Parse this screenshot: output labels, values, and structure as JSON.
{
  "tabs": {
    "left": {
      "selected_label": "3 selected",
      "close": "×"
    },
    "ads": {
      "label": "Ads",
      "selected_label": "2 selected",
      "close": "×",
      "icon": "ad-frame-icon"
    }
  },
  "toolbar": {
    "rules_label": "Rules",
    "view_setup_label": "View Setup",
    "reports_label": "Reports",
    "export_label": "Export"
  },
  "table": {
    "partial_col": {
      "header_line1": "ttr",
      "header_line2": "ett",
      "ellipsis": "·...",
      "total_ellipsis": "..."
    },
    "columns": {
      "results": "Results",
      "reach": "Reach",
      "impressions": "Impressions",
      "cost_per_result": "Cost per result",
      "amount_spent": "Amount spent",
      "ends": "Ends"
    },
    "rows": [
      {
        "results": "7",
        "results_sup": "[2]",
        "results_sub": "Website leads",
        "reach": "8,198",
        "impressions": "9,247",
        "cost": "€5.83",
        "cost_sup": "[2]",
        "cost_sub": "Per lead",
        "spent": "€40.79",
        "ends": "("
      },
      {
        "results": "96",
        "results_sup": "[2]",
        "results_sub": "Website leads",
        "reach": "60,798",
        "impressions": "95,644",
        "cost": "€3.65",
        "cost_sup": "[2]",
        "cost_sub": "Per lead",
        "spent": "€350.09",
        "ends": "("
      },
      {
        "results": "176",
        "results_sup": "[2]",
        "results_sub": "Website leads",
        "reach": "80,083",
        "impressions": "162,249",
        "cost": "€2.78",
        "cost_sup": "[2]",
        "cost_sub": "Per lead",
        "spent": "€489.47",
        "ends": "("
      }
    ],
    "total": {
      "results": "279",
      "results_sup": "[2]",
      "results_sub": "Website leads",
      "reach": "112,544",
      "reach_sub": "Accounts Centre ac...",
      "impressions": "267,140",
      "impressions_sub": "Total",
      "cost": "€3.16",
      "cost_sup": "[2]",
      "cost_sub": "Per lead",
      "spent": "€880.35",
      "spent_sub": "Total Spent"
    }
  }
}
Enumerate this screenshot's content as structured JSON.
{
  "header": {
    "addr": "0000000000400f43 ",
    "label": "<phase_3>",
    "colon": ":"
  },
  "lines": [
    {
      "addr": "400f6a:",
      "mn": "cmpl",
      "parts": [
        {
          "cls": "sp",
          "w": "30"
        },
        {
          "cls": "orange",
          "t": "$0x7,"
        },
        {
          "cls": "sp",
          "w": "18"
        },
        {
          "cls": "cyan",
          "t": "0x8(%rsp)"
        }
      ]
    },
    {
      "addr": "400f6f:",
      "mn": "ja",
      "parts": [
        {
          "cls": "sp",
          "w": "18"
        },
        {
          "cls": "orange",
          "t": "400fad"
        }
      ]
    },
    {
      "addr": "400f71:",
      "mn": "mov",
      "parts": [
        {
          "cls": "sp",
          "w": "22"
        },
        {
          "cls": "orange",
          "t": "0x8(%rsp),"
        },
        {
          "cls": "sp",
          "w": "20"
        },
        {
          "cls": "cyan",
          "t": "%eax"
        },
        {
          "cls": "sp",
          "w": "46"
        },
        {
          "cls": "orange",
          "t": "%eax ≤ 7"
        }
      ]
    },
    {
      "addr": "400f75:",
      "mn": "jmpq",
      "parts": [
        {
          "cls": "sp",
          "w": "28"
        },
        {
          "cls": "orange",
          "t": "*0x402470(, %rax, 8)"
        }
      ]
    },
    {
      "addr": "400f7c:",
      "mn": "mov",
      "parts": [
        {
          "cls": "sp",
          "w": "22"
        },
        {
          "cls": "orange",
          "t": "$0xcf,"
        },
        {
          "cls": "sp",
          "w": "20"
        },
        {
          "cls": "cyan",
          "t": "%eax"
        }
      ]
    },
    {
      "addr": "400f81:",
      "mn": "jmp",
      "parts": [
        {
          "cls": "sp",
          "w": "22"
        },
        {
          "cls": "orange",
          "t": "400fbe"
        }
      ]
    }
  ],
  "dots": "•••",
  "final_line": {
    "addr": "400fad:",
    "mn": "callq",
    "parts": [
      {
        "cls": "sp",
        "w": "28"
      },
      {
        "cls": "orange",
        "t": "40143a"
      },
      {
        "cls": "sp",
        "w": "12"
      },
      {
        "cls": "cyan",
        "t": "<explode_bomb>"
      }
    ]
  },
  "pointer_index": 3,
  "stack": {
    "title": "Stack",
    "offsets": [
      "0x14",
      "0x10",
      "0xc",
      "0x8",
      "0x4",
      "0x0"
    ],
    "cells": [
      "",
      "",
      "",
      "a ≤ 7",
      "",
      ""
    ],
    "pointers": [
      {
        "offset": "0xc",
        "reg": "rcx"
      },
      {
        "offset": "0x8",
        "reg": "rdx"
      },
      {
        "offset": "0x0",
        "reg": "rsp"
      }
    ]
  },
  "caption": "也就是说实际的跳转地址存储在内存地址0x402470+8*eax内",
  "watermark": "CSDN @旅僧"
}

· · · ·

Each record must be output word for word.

Parse this screenshot: output labels, values, and structure as JSON.
{
  "tabs": {
    "left": {
      "selected_label": "3 selected",
      "close": "×"
    },
    "ads": {
      "label": "Ads",
      "selected_label": "2 selected",
      "close": "×",
      "icon": "ad-frame-icon"
    }
  },
  "toolbar": {
    "rules_label": "Rules",
    "view_setup_label": "View Setup",
    "reports_label": "Reports",
    "export_label": "Export"
  },
  "table": {
    "partial_col": {
      "header_line1": "ttr",
      "header_line2": "ett",
      "ellipsis": "·...",
      "total_ellipsis": "..."
    },
    "columns": {
      "results": "Results",
      "reach": "Reach",
      "impressions": "Impressions",
      "cost_per_result": "Cost per result",
      "amount_spent": "Amount spent",
      "ends": "Ends"
    },
    "rows": [
      {
        "results": "7",
        "results_sup": "[2]",
        "results_sub": "Website leads",
        "reach": "8,198",
        "impressions": "9,247",
        "cost": "€5.83",
        "cost_sup": "[2]",
        "cost_sub": "Per lead",
        "spent": "€40.79",
        "ends": "("
      },
      {
        "results": "96",
        "results_sup": "[2]",
        "results_sub": "Website leads",
        "reach": "60,798",
        "impressions": "95,644",
        "cost": "€3.65",
        "cost_sup": "[2]",
        "cost_sub": "Per lead",
        "spent": "€350.09",
        "ends": "("
      },
      {
        "results": "176",
        "results_sup": "[2]",
        "results_sub": "Website leads",
        "reach": "80,083",
        "impressions": "162,249",
        "cost": "€2.78",
        "cost_sup": "[2]",
        "cost_sub": "Per lead",
        "spent": "€489.47",
        "ends": "("
      }
    ],
    "total": {
      "results": "279",
      "results_sup": "[2]",
      "results_sub": "Website leads",
      "reach": "112,544",
      "reach_sub": "Accounts Centre ac...",
      "impressions": "267,140",
      "impressions_sub": "Total",
      "cost": "€3.16",
      "cost_sup": "[2]",
      "cost_sub": "Per lead",
      "spent": "€880.35",
      "spent_sub": "Total Spent"
    }
  }
}
Enumerate this screenshot's content as structured JSON.
{
  "header": {
    "addr": "0000000000400f43 ",
    "label": "<phase_3>",
    "colon": ":"
  },
  "lines": [
    {
      "addr": "400f6a:",
      "mn": "cmpl",
      "parts": [
        {
          "cls": "sp",
          "w": "30"
        },
        {
          "cls": "orange",
          "t": "$0x7,"
        },
        {
          "cls": "sp",
          "w": "18"
        },
        {
          "cls": "cyan",
          "t": "0x8(%rsp)"
        }
      ]
    },
    {
      "addr": "400f6f:",
      "mn": "ja",
      "parts": [
        {
          "cls": "sp",
          "w": "18"
        },
        {
          "cls": "orange",
          "t": "400fad"
        }
      ]
    },
    {
      "addr": "400f71:",
      "mn": "mov",
      "parts": [
        {
          "cls": "sp",
          "w": "22"
        },
        {
          "cls": "orange",
          "t": "0x8(%rsp),"
        },
        {
          "cls": "sp",
          "w": "20"
        },
        {
          "cls": "cyan",
          "t": "%eax"
        },
        {
          "cls": "sp",
          "w": "46"
        },
        {
          "cls": "orange",
          "t": "%eax ≤ 7"
        }
      ]
    },
    {
      "addr": "400f75:",
      "mn": "jmpq",
      "parts": [
        {
          "cls": "sp",
          "w": "28"
        },
        {
          "cls": "orange",
          "t": "*0x402470(, %rax, 8)"
        }
      ]
    },
    {
      "addr": "400f7c:",
      "mn": "mov",
      "parts": [
        {
          "cls": "sp",
          "w": "22"
        },
        {
          "cls": "orange",
          "t": "$0xcf,"
        },
        {
          "cls": "sp",
          "w": "20"
        },
        {
          "cls": "cyan",
          "t": "%eax"
        }
      ]
    },
    {
      "addr": "400f81:",
      "mn": "jmp",
      "parts": [
        {
          "cls": "sp",
          "w": "22"
        },
        {
          "cls": "orange",
          "t": "400fbe"
        }
      ]
    }
  ],
  "dots": "•••",
  "final_line": {
    "addr": "400fad:",
    "mn": "callq",
    "parts": [
      {
        "cls": "sp",
        "w": "28"
      },
      {
        "cls": "orange",
        "t": "40143a"
      },
      {
        "cls": "sp",
        "w": "12"
      },
      {
        "cls": "cyan",
        "t": "<explode_bomb>"
      }
    ]
  },
  "pointer_index": 3,
  "stack": {
    "title": "Stack",
    "offsets": [
      "0x14",
      "0x10",
      "0xc",
      "0x8",
      "0x4",
      "0x0"
    ],
    "cells": [
      "",
      "",
      "",
      "a ≤ 7",
      "",
      ""
    ],
    "pointers": [
      {
        "offset": "0xc",
        "reg": "rcx"
      },
      {
        "offset": "0x8",
        "reg": "rdx"
      },
      {
        "offset": "0x0",
        "reg": "rsp"
      }
    ]
  },
  "caption": "也就是说实际的跳转地址存储在内存地址0x402470+8*eax内",
  "watermark": "CSDN @旅僧"
}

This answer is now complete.